Once you've got all your "ducks in a row", you will want to get your book published. There are several ways to do this. You can go to a traditional publishing house, (see Short Stories and Novels) or self-publish your cookbook (see Self-Publishing) or turn your cookbook into an E-book (see E-books)
Yes. There are many chefs and cooks who have
written cookbooks! One very notable Canadian cookbook writer comes to
mind. Jean Pare is the founder of COMPANY'S COMING cookbooks, Canada's most successful line of cookbooks. She is now a self-made millionaire. At one time, she was a cook at a roadside restaurant. After
years of gathering recipes, she decided to self-publish her recipes -- and the ball started rolling from there. The company now has 60 different
COMPANY'S COMING editions sold in Canada, the United States, Mexico and overseas. But this lady loves to cook, she loves recipes
and she stands steadfastly behind every recipe she concocts. Her service is so personal that we wouldn't be surprised that she'll come to your house and cook one of her recipes herself.
Writing for this market can be slightly different than writing for cookbooks.
In the Food
Magazine Market, editors usually look for more than just a recipe. They want a story
too -- a unique story that's interesting and well-written. If you are a world
traveller as well as a gourmet, you've got it made! Editors will flock
to sign you up. Another way to get your name in an editor's contact list is by
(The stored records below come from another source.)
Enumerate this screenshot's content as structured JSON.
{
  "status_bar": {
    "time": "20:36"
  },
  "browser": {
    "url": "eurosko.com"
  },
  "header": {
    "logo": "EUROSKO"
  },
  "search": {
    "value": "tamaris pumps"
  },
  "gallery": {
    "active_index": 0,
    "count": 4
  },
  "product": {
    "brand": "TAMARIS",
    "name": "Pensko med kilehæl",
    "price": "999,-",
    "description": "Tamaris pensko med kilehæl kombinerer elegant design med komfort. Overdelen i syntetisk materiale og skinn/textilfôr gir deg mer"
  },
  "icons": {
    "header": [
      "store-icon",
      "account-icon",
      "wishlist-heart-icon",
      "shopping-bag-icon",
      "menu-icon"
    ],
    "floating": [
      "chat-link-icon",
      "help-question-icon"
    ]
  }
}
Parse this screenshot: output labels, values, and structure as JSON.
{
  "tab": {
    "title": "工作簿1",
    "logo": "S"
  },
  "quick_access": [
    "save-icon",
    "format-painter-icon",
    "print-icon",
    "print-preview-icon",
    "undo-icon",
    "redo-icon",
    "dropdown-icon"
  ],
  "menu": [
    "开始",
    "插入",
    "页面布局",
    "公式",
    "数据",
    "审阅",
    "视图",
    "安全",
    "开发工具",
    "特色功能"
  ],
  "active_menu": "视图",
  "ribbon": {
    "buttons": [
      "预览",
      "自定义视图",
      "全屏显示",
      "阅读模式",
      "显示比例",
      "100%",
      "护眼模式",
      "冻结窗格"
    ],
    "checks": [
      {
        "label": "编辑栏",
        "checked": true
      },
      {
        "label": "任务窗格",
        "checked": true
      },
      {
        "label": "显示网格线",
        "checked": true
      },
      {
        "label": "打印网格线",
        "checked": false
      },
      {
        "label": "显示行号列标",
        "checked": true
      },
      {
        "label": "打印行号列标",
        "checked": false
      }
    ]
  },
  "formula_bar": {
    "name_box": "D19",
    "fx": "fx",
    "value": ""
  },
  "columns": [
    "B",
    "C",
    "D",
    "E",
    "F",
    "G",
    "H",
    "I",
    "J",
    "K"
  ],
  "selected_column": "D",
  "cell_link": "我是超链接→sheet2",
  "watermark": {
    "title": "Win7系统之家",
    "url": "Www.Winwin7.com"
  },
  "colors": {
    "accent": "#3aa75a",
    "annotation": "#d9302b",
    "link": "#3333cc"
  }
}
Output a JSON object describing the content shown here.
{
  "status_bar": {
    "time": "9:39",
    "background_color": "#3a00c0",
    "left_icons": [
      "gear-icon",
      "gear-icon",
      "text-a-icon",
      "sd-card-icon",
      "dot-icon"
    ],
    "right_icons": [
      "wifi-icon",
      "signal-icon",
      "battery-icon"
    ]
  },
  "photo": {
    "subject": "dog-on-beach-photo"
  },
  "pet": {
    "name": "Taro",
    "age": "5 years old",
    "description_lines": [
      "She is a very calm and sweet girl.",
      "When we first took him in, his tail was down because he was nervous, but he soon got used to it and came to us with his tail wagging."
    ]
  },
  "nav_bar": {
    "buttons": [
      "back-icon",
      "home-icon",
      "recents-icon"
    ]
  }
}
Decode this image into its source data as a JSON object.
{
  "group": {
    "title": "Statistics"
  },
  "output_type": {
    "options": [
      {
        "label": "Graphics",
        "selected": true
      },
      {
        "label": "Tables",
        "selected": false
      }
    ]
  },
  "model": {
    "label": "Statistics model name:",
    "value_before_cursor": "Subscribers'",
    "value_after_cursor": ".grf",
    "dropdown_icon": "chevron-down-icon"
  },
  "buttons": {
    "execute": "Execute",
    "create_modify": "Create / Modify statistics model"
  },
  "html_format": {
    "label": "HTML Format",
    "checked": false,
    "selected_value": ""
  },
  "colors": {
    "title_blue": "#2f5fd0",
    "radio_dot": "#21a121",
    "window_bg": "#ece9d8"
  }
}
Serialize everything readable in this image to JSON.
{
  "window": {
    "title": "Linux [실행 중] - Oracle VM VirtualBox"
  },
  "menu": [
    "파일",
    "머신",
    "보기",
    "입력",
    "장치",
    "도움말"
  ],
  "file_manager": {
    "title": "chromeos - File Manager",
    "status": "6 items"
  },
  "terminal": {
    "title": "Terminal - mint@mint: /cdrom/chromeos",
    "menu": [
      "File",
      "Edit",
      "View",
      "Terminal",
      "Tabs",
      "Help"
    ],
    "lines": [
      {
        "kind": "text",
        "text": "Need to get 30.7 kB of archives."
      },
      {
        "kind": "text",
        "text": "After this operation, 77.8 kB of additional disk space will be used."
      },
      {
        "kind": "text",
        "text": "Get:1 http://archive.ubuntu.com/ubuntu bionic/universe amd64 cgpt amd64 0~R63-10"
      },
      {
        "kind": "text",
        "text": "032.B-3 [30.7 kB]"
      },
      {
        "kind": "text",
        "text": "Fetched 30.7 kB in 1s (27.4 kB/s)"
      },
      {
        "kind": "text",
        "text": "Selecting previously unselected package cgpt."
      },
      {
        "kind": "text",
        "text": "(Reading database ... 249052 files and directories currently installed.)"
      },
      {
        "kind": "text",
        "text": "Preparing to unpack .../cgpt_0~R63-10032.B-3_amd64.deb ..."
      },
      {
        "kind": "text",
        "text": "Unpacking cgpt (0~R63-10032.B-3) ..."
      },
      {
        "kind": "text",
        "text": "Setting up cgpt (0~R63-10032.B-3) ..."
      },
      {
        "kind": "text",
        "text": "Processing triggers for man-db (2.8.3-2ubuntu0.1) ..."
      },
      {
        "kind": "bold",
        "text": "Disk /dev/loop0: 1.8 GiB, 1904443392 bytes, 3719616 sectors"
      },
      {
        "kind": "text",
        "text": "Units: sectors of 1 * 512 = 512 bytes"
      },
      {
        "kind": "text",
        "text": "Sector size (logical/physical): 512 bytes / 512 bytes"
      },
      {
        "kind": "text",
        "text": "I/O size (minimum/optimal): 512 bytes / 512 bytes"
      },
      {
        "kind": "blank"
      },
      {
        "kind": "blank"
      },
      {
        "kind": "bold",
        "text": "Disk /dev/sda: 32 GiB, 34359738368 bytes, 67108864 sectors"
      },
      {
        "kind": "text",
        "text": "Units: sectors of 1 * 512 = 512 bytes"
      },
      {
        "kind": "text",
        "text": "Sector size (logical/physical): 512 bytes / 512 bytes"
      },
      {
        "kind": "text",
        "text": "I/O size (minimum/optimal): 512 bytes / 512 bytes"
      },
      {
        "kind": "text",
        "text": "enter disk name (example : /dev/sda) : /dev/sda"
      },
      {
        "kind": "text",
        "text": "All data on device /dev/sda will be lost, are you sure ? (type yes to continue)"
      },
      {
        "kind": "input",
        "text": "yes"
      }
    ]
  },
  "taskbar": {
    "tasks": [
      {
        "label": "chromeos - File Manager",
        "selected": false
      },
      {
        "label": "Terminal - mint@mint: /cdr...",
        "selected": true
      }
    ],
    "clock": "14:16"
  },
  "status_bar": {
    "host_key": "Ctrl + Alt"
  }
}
having celebrity contacts. Most of us don't hob-nob with filmstars, but if
you're friendly with some well-known people, canvass them for their
favorite dishes -- and
write about it. In the long run, writers who are most enthusiastic about their subject
will always be the winner. No matter what you write about, you must have a passion for
your subject. If your passion is food, go for it!
For more information on writing cookbooks, pick up a copy of Sara Pitzer's How To Write A Cookbook And Get It Published. You can also write to two companies who specialize in printing cookbooks. They are: Cookbooks by Morris Press, P.O. Box 1681, Kearney, NE, 68848 and Circulation Services Inc., P.O.Box 7306, Indian Creek Station, Leawood, KS, 66207.